London 2012 Paralympics Prove to be Online Success
Image: London 2012
The London 2012 Paralympic Games proved to be a huge online success according to the International Paralympic Committee (IPC) with record breaking figures for its website and social media channels.
Headline figures published on Tuesday (18 September) for the period 29 August to 9 September show:
• Nearly 2 million people visited www.paralympic.org
• Close to 9 million views of videos featuring London 2012 sporting action or Ceremonies uploaded to www.youtube.com/paralympicsporttv
• 130% growth of IPC’s official Facebook group
• Four figure growth of athlete Facebook fan pages
• 50% increase in followers of @paralympic
• Over 300,000 views of behind the scenes videos provided by athlete Samsung Bloggers
Craig Spence, the IPC’s Director of Communications, said: “We said prior to the Games that we expected London 2012 to be a digital Games however even these numbers have surpassed our expectations.
“By embracing new technologies and media it is not just the IPC who enjoyed astronomical figures during the greatest Paralympic Games ever but so have international sport federations, National Paralympic Committees and LOCOG.
“One of our objectives for London 2012 was to raise the profile of leading athletes. In terms of social media we appear to have achieved this with many athletes enjoying significant growth in their Facebook and Twitter followings.”
A total of 1.9 million people visited paralympic.org during the course of the Games.
One in six visitors came from the host country, with USA, Germany, Poland and Canada making up the top five visiting countries.
Day one of competition saw more visitors to the site than the whole of the Beijing Games, a trend that continued throughout London 2012.
More than 780 hours of live sport were broadcast on paralympic.org throughout London 2012 across five channels with commentary in English and Spanish.
An innovative new SMART player, provided by Atos, the IPC’s worldwide IT partner, proved extremely popular with visitors enjoying the opportunity to watch live action, results, statistics and social media in one integrated window.
During the Games the IPC uploaded over 1,000 hours of sporting action to its YouTube channel www.youtube.com/paralympicsporttv as well as coverage of the Ceremonies in full.
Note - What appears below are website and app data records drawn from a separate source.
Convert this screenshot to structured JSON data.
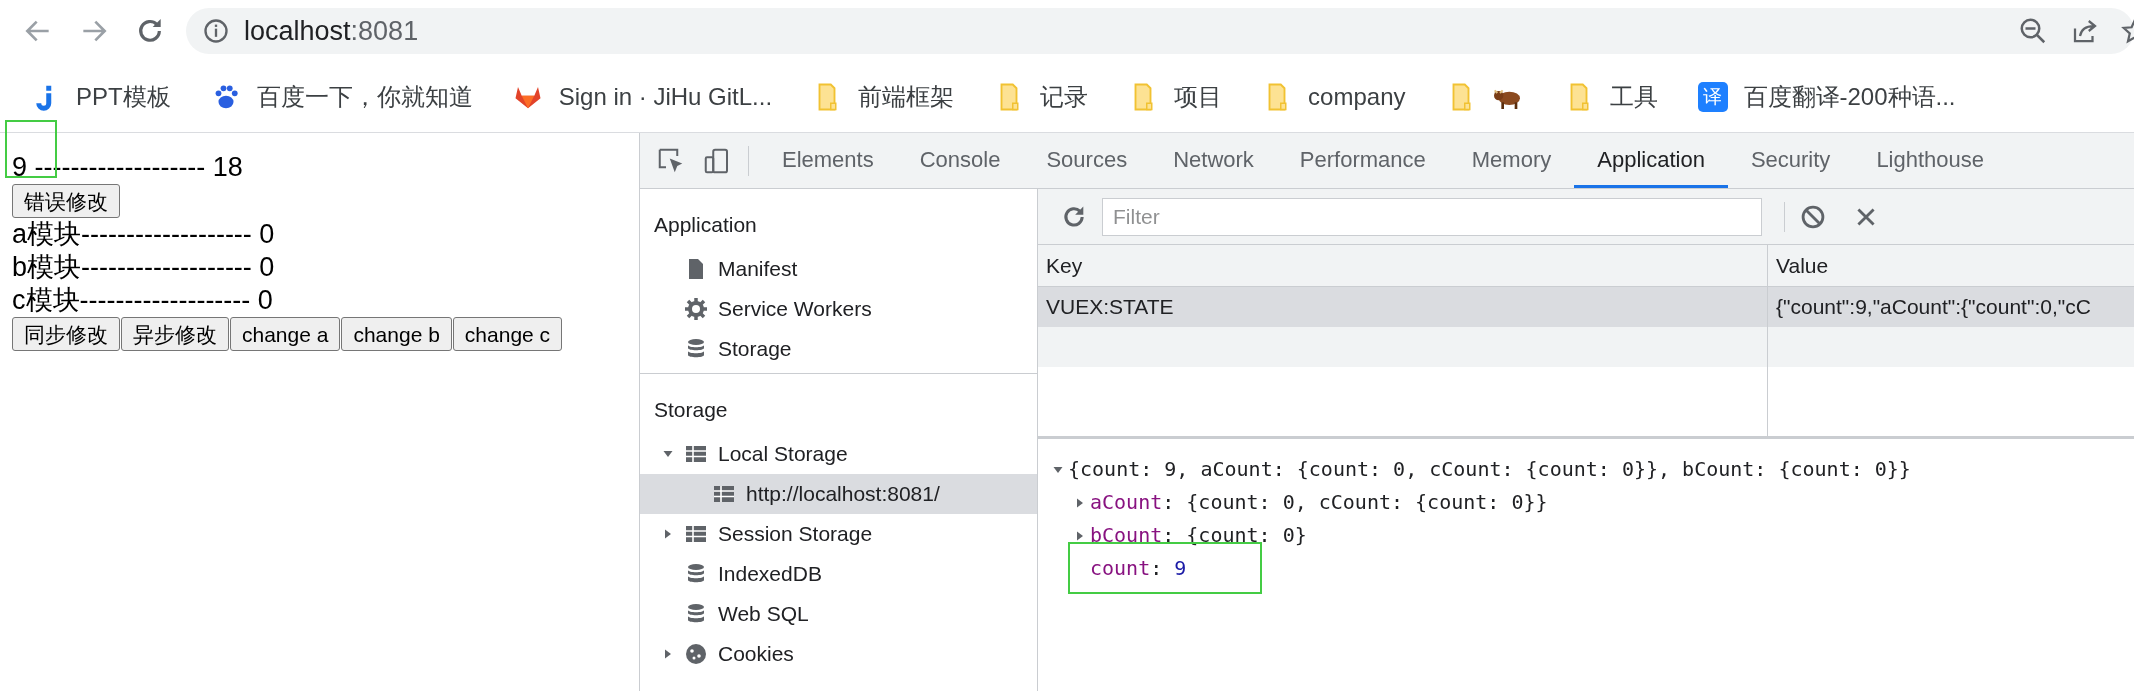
{
  "browser": {
    "address": {
      "host": "localhost",
      "port": ":8081"
    },
    "bookmarks": [
      {
        "kind": "jlogo",
        "label": "PPT模板"
      },
      {
        "kind": "paw",
        "label": "百度一下，你就知道"
      },
      {
        "kind": "fox",
        "label": "Sign in · JiHu GitL..."
      },
      {
        "kind": "folder",
        "label": "前端框架"
      },
      {
        "kind": "folder",
        "label": "记录"
      },
      {
        "kind": "folder",
        "label": "项目"
      },
      {
        "kind": "folder",
        "label": "company"
      },
      {
        "kind": "pet"
      },
      {
        "kind": "folder",
        "label": "工具"
      },
      {
        "kind": "translate",
        "icon_text": "译",
        "label": "百度翻译-200种语..."
      }
    ]
  },
  "page": {
    "count_line": "9 ------------------- 18",
    "fix_button": "错误修改",
    "module_lines": [
      "a模块------------------- 0",
      "b模块------------------- 0",
      "c模块------------------- 0"
    ],
    "buttons": [
      "同步修改",
      "异步修改",
      "change a",
      "change b",
      "change c"
    ]
  },
  "devtools": {
    "tabs": [
      {
        "label": "Elements",
        "selected": false
      },
      {
        "label": "Console",
        "selected": false
      },
      {
        "label": "Sources",
        "selected": false
      },
      {
        "label": "Network",
        "selected": false
      },
      {
        "label": "Performance",
        "selected": false
      },
      {
        "label": "Memory",
        "selected": false
      },
      {
        "label": "Application",
        "selected": true
      },
      {
        "label": "Security",
        "selected": false
      },
      {
        "label": "Lighthouse",
        "selected": false
      }
    ],
    "sidebar": [
      {
        "heading": "Application",
        "items": [
          {
            "kind": "file",
            "label": "Manifest",
            "selected": false
          },
          {
            "kind": "gear",
            "label": "Service Workers",
            "selected": false
          },
          {
            "kind": "database",
            "label": "Storage",
            "selected": false
          }
        ]
      },
      {
        "heading": "Storage",
        "items": [
          {
            "kind": "grid",
            "label": "Local Storage",
            "selected": false,
            "expanded": true,
            "children": [
              {
                "kind": "grid",
                "label": "http://localhost:8081/",
                "selected": true
              }
            ]
          },
          {
            "kind": "grid",
            "label": "Session Storage",
            "selected": false,
            "expanded": false
          },
          {
            "kind": "database",
            "label": "IndexedDB",
            "selected": false
          },
          {
            "kind": "database",
            "label": "Web SQL",
            "selected": false
          },
          {
            "kind": "cookie",
            "label": "Cookies",
            "selected": false,
            "expanded": false
          }
        ]
      }
    ],
    "filter": {
      "placeholder": "Filter"
    },
    "table": {
      "columns": [
        "Key",
        "Value"
      ],
      "rows": [
        {
          "cells": [
            "VUEX:STATE",
            "{\"count\":9,\"aCount\":{\"count\":0,\"cC"
          ],
          "selected": true
        }
      ]
    },
    "preview": {
      "summary": "{count: 9, aCount: {count: 0, cCount: {count: 0}}, bCount: {count: 0}}",
      "expanded": true,
      "children": [
        {
          "key": "aCount",
          "colon": ":",
          "value": "{count: 0, cCount: {count: 0}}",
          "expanded": false
        },
        {
          "key": "bCount",
          "colon": ":",
          "value": "{count: 0}",
          "expanded": false
        },
        {
          "key": "count",
          "colon": ":",
          "value": "9"
        }
      ]
    }
  }
}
So far there have been nearly 9 million views of this content, including half a million views of the Closing Ceremony which featured performances from Coldplay, Rihanna and Jay Z.
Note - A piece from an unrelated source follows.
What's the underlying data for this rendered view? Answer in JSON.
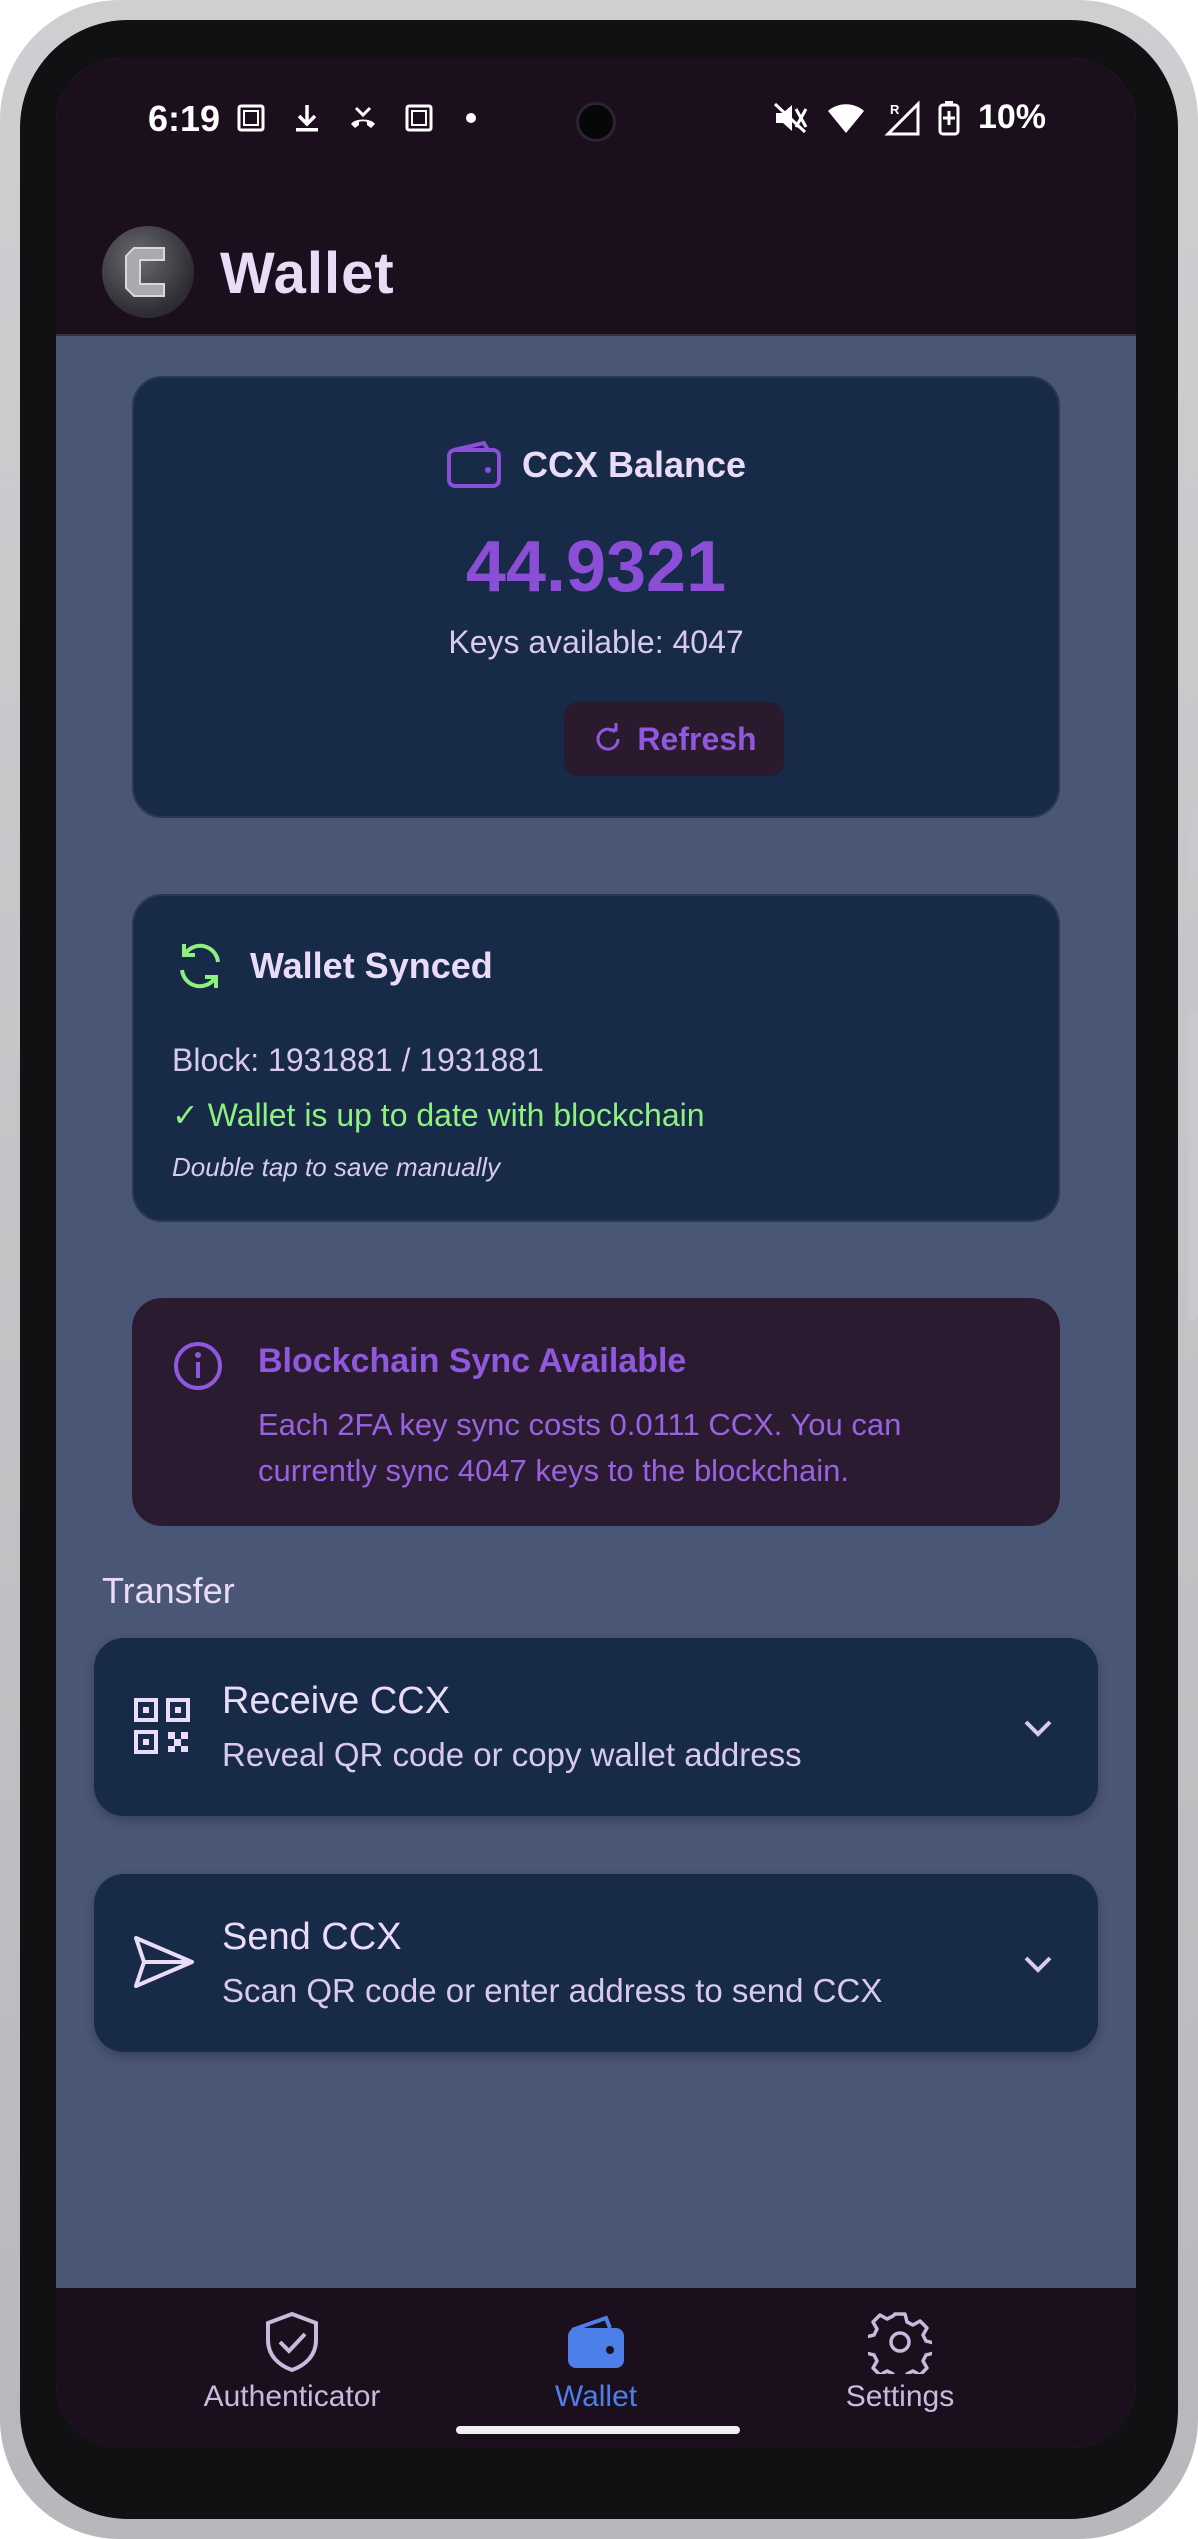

The IPC’s official Facebook group www.facebook.com/ParalympicGames grew by 130% during the Games and now has over 136,000 likes.
Athletes also recorded significant growth in their social media followings as a result of their performances.
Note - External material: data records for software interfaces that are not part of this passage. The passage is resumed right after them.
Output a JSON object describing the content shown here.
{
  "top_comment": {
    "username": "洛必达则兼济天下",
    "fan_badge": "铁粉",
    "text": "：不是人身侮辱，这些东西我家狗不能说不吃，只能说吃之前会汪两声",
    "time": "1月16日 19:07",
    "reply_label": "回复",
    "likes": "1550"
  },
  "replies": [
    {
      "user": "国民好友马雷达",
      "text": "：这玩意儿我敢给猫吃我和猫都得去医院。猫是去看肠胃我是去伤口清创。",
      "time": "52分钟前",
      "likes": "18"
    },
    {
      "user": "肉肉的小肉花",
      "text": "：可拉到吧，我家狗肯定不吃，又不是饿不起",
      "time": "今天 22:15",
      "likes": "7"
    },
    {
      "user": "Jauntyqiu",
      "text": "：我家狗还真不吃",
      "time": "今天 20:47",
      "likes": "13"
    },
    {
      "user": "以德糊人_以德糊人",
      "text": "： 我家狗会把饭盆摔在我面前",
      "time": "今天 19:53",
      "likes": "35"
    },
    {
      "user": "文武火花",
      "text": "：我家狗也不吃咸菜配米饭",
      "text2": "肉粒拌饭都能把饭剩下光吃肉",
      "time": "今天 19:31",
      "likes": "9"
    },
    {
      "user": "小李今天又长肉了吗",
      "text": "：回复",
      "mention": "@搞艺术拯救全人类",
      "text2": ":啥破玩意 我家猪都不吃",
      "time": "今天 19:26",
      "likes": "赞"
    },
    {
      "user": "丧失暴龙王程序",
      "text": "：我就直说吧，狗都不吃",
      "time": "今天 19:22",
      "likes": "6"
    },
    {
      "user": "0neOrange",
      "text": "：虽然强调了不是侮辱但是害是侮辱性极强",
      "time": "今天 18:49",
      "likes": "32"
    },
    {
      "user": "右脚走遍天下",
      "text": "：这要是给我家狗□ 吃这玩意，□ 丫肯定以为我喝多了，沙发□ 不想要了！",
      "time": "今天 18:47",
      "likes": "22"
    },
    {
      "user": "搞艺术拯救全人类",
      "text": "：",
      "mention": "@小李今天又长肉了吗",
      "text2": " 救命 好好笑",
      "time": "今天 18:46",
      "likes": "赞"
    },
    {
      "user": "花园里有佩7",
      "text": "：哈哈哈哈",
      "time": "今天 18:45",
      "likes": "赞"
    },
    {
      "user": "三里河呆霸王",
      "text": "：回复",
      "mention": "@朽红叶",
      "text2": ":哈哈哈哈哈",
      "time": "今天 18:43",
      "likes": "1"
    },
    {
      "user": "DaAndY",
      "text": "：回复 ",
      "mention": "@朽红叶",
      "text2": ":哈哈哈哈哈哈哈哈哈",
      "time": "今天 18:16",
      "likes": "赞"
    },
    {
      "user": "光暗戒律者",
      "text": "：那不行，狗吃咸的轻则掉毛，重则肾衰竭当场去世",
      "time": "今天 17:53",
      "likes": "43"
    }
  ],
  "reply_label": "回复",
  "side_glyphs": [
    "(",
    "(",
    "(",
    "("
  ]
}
Great Britain’s 100m T44 gold medallist Johnnie Peacock saw his Facebook fan page grow by 3,258% during 12 days of competition whilst his Twitter increased by 1,305%. Irish sprinter Jason Smyth, a gold medal winner in the 100m and 200m T13 events, enjoyed 2,174% growth in Facebook fans, Sarah Storey, a winner of four cycling golds for Great Britain saw her Twitter followers grow by 178% and Hannah Cockcroft, a double gold medal winner on the track, recorded a 381% growth in her Twitter following.
Between 29 August and 9 September, the IPC’s Facebook pages had over 82 million views from 24 million users with the top five countries been USA, Italy, France, UK and Canada.
@paralympic, the IPC’s twitter account grew by 50% whilst over 1.5 million tweets mentioned ‘Paralympic’ during Games time.
New Google+ and Flickr pages made live prior to the Opening Ceremony now have over 50,000 followers and page views respectively.
An innovative collaboration between the IPC, LOCOG and Samsung called Samsung Bloggers also proved extremely popular with 47 athletes producing over 600 behind the scenes video blogs in London. These have already had over 350,000 views on YouTube.
Over 10 million unique users visited london2012.com more than 25 million times during the Paralympics and a further 5.8 million people upgraded their London 2012 App to the Paralympic version.